I mentioned that without knowing that you had a smiley face, I had nothing to attenuate (aka change the volume) of your preset, and thus it sounded poor and overpowering in the mids at my normal volume. That is an objective statement. My preference is subjective, yes, but my observation is completely objective. My comments have been aimed at attempting to help. Knowing that you have a smiley post-Stereo Tool and are tuning the sound to that is actually extremely important, given what I'm referencing below.

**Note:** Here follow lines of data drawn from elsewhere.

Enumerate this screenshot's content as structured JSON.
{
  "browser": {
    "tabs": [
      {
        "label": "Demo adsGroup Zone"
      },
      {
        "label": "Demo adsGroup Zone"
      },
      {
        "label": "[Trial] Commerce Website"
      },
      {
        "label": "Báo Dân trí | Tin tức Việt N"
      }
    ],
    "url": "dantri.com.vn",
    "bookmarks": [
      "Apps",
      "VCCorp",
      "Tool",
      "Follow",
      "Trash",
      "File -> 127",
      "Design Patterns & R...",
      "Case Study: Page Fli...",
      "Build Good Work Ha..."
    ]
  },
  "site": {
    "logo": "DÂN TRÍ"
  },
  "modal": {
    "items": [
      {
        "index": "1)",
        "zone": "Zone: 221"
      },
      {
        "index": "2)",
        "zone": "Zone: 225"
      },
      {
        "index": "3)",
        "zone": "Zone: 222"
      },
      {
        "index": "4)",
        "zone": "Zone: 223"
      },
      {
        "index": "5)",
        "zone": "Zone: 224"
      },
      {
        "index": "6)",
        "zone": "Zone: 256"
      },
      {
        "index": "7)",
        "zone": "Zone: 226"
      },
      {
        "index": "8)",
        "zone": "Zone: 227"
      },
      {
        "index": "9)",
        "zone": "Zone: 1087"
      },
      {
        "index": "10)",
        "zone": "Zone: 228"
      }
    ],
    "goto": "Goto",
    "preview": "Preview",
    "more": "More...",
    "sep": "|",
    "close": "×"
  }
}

See the bolded and underlined area.
The following is text from a white paper written by DTS, Inc., the creator of several industry-standard audio formats, which have been used in theaters for many films (Avatar, Fast Five, The Dark Knight, Titanic, Star Trek, The Matrix, Tron: Legacy, Saving Private Ryan, Star Wars films, and many others) and home theater systems.
http://wwcommunications.com/portfolio/w ... nhance.pdf
Quoting from that white paper, pg. 1 (3rd page of the PDF):
The simple Smiley Face EQ adjustment is successful, to a limited degree, when the volume level is fixed. This is because it boosts frequencies in a manner that roughly compensates for the listener's ability to hear different frequencies, as described by the standard Equal Loudness Contours (see Fletcher-Munson or Robinson-Dadson).
Today, many listeners continue to rely on some form of Smiley Face EQ setting. Some engineers have even used it as a basis for audio mixing during recording sessions. However, any adjustment to volume invalidates these EQ settings. For this imprecise compensation to remain relevant, the Smiley face EQ would need to be re-tuned each time the volume is changed. If not, the audio is likely to become overwhelming at higher listening levels and underwhelming at lower levels. This limits the effective range in which consumer electronics products sound their best.
The white paper continues on discussing about encoding issues that cannot be handled by a standard smiley face, and describes their smarter smiley - dynamic changes rather than a fixed, static setting.
I dont complain around about your presets, because I tolerate yours, so if you dont like mine: Get over it already, nothing more to see here for you.
Again, I've made comments that were objective, and those comments / opinions are backed by supporting literature from industry leaders in sound processing. Do I feel that makes me "better than you"? No. I offered my comments because I had a desire to help. For all the complaining you do about not being tolerant, you are very intolerant of helpful advice.